Robert Aickman with his mother and father, 1920s
There is a fascinating similarity between Edmund Gosse and Robert Aickman, for Aickman attempted to persuade readers that his own childhood was lonely, with his mother sick and his father domineering and eccentric. However, Aickman himself admits in The Attempted Rescue that he had friends throughout his early years, attended parties, was popular at school, and saw a great deal of his wider family. Some members of his family thought his descriptions of them highly inaccurate, and it is quite probable that Aickman would have excused any exaggerations and embellishments as the truth ‘as the author felt it’. Such judicial management of information would, of course, only serve to cement Aickman’s similarities to Gosse, whom Aickman described as a Grand Old Man in the field of letters—a description that Aickman would have been delighted to receive himself.
A melodramatic Four Square paperback edition from 1959
Robert Aickman: An Attempted Biography by R.B. Russell is available now.
With thanks to Heather
Smith, and Artellus, Ltd.
All photos, unless otherwise stated, are

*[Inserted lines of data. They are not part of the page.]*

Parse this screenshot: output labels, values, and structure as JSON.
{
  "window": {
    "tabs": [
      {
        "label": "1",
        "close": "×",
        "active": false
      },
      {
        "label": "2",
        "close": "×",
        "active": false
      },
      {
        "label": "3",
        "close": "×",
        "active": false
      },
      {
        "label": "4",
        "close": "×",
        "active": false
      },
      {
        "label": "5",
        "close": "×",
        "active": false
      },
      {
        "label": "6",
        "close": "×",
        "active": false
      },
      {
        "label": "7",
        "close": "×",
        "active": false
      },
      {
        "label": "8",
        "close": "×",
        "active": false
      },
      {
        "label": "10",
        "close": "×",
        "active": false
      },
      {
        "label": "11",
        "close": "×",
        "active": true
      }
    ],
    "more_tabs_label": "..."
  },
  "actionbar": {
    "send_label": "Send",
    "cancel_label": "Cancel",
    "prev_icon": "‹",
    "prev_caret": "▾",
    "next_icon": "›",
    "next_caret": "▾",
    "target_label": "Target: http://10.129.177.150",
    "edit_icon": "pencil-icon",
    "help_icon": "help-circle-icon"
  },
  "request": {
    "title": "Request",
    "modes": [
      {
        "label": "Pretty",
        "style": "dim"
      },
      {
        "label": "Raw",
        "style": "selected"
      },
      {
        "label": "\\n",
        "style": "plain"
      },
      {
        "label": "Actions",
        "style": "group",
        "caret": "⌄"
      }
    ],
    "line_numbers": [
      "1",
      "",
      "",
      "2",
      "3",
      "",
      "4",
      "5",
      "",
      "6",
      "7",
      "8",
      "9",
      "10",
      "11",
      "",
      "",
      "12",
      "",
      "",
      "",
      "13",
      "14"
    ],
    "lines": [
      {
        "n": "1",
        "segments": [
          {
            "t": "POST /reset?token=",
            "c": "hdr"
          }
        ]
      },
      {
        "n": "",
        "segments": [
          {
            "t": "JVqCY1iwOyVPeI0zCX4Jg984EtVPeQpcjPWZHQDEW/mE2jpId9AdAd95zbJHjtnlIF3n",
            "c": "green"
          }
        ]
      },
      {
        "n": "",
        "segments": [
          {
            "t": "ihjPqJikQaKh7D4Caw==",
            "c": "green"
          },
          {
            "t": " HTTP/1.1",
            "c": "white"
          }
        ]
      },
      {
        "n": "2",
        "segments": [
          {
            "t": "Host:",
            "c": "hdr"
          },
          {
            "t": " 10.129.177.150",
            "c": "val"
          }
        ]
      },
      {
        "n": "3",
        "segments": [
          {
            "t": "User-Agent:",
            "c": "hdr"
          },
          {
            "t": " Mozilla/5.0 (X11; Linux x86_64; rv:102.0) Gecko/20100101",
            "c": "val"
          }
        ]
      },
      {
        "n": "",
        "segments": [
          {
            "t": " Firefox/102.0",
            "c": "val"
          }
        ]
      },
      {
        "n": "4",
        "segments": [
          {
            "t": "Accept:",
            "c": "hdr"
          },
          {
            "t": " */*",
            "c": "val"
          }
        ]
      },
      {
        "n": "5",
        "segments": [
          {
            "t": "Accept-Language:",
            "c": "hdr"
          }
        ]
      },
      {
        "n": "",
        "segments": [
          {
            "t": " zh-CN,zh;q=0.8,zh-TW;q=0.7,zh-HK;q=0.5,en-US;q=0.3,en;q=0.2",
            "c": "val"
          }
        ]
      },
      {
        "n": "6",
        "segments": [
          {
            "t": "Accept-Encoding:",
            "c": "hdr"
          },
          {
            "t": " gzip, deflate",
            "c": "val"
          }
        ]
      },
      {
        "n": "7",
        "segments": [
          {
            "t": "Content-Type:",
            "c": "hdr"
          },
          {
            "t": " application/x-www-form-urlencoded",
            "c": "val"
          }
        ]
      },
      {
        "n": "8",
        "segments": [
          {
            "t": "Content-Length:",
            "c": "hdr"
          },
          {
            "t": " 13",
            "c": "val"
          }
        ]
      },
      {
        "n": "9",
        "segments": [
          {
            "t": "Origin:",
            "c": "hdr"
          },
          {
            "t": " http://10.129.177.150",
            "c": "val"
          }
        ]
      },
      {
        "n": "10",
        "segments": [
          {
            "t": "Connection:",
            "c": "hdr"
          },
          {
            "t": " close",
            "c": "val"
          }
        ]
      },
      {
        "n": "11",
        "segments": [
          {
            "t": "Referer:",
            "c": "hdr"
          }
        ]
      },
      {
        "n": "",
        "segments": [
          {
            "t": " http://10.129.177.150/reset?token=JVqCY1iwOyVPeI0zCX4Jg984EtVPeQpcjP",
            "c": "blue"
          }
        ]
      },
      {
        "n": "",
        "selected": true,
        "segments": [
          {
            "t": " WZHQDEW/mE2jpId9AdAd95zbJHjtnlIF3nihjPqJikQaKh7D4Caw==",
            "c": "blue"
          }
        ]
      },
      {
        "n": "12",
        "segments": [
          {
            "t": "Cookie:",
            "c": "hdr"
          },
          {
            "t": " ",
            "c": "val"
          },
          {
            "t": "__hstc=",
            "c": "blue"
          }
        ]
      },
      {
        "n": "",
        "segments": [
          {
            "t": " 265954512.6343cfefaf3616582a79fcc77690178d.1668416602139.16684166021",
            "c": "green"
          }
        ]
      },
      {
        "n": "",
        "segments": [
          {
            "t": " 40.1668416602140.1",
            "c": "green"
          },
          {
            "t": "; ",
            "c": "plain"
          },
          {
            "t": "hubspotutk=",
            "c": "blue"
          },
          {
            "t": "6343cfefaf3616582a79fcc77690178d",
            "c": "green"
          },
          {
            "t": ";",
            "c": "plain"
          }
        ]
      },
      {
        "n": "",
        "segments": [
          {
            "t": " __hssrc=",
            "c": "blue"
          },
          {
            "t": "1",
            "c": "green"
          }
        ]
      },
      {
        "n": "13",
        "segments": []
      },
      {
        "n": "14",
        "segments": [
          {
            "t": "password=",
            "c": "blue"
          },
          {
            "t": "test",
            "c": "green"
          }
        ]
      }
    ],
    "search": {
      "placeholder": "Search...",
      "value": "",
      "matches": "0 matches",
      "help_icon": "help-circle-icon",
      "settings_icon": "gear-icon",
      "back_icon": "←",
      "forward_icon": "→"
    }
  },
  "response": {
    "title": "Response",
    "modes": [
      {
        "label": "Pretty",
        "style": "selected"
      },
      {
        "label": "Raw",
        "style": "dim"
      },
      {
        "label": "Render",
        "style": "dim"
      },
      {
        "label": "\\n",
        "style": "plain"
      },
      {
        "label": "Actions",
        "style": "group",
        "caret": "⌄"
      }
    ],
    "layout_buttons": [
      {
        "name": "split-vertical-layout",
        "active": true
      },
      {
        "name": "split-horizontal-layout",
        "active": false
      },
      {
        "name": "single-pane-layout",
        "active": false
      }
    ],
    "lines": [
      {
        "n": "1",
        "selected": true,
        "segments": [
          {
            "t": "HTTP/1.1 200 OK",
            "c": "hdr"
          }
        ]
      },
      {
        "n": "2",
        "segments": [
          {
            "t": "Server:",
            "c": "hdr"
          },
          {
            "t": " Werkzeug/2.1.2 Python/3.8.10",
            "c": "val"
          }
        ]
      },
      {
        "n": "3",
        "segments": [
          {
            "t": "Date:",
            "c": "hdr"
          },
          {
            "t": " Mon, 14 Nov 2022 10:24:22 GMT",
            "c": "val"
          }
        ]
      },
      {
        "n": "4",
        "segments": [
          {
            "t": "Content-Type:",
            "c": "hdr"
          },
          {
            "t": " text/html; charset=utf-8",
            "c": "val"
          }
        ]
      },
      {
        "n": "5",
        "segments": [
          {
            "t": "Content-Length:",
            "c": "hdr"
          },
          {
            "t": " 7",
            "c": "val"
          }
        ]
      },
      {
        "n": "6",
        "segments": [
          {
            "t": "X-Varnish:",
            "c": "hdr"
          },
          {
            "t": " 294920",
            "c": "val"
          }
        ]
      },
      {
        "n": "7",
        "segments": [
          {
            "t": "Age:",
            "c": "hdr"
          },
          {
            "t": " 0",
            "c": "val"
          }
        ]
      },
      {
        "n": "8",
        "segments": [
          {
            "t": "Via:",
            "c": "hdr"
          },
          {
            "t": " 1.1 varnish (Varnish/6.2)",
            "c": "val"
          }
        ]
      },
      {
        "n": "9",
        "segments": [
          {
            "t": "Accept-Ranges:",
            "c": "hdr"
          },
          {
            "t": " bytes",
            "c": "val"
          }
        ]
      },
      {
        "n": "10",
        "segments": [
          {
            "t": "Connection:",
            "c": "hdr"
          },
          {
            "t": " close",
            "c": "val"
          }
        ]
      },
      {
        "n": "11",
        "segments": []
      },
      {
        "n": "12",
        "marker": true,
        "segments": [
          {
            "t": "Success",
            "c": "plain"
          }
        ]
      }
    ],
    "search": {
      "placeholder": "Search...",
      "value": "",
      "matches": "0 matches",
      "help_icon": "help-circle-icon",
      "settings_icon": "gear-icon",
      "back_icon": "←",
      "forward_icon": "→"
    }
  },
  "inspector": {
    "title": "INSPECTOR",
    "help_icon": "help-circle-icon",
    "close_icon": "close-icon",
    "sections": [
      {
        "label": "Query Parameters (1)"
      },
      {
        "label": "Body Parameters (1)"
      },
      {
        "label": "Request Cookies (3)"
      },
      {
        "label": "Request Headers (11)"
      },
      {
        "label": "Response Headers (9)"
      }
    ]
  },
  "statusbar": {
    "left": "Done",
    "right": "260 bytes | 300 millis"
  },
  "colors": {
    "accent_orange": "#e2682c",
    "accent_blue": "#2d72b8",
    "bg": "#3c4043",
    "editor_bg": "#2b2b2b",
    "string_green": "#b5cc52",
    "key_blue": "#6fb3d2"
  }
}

copyright Estate of Robert Aickman/British Library/R.B. Russell, and are not to
be reproduced without permission and acknowledgement.